Diesel truck or bus engines may not idle for more than 15 consecutive minutes. Exemptions apply to diesel trucks or buses for which the Nevada State Environmental Commission has issued a variance from this requirement, or diesel trucks and buses that are emergency vehicles; are used for removal of snow or to repair or maintain other vehicles; are stopped due to traffic congestion; are undergoing repair or maintenance; produce emissions contained and treated according to State Environmental Commission methods; or must idle to perform a specific task. (Reference Nevada Administrative Code 445B.576)
Autonomous Technology Funding Authorization

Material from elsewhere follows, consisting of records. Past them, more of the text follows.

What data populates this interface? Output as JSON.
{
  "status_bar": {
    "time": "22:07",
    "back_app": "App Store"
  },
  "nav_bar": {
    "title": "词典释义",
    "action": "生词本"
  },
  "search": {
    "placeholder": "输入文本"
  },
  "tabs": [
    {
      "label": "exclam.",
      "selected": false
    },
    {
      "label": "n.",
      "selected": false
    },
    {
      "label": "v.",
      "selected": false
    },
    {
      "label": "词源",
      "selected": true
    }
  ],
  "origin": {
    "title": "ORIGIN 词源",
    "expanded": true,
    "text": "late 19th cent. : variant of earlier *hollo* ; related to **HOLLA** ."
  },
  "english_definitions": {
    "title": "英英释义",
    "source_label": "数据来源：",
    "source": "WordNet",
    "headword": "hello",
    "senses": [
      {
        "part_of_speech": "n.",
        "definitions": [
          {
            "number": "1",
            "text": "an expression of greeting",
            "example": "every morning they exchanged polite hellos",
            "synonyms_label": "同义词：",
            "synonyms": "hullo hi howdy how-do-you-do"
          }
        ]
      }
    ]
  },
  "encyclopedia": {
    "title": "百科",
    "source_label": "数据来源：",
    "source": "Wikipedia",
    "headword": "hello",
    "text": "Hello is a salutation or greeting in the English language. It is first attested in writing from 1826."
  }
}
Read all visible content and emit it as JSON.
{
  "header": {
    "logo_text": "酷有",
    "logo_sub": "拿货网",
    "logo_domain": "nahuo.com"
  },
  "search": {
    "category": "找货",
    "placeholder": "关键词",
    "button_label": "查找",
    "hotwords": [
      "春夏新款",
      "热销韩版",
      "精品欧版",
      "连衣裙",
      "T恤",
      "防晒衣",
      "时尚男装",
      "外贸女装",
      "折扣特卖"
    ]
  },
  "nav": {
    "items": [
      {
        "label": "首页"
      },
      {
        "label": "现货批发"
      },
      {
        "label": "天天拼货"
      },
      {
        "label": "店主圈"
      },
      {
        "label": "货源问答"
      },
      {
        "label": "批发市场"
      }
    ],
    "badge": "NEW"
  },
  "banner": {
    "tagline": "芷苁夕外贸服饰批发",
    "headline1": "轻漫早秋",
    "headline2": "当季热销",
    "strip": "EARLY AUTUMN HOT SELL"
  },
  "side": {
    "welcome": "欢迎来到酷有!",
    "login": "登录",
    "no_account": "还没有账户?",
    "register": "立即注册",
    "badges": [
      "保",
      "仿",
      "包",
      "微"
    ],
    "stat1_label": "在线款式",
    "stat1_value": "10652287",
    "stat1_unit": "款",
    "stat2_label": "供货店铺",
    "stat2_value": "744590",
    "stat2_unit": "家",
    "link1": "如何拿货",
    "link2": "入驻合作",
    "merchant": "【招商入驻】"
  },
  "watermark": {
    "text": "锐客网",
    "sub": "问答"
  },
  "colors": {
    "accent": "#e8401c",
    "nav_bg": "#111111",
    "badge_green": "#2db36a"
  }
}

A regional transportation commission that operates in a Nevada county with a population of 700,000 or more may provide grants to fund projects that promote innovative transportation and transit technology, including autonomous technology. Autonomous technology is defined as technology that is installed on a motor vehicle and has the capability to drive the vehicle without the active control or monitoring of a human operator. (Reference Nevada Revised Statutes 277A and 482A.025)
Autonomous Vehicle Testing and Operation Requirements
An autonomous vehicle may not be tested or operated on a highway in Nevada unless it is capable of operating in compliance with all applicable motor vehicle and traffic laws, it has been granted an exemption by the Nevada Department of Motor Vehicles (DMV), and it meets the following requirements:
- It is equipped with an easily accessible way for the driver to engage or disengage the autonomous driving system;
- It contains an indicator inside of the vehicle that notifies the driver when the autonomous driving system is engaged;
- It has a means to alert the driver to take manual control of the vehicle should the autonomous driving system fail; and
- If operated without the direct control of the driver, it is capable of reaching a reasonably safe state as determined by the DMV, such as bringing the vehicle to a complete stop, in the event that the automated driving system fails.
(Reference Nevada Revised Statutes 482A.025 through 482A.080 and 482A.100)
Low-Speed Vehicle Access to Roadways
A low-speed vehicle is defined as a four-wheeled motor vehicle with an unladen weight of 3,000 pounds or less, that is capable of operating at a speed of at least 20 miles per hour (mph) but not greater than 25 mph, and that complies with Title 49 of the U.S. Code of Federal Regulations, section 571.500. Low-speed vehicles may not operate on any roadway with a speed limit greater than 35 mph, except to cross a highway at an intersection. (Reference Nevada Revised Statutes 482.480 and 484B.637)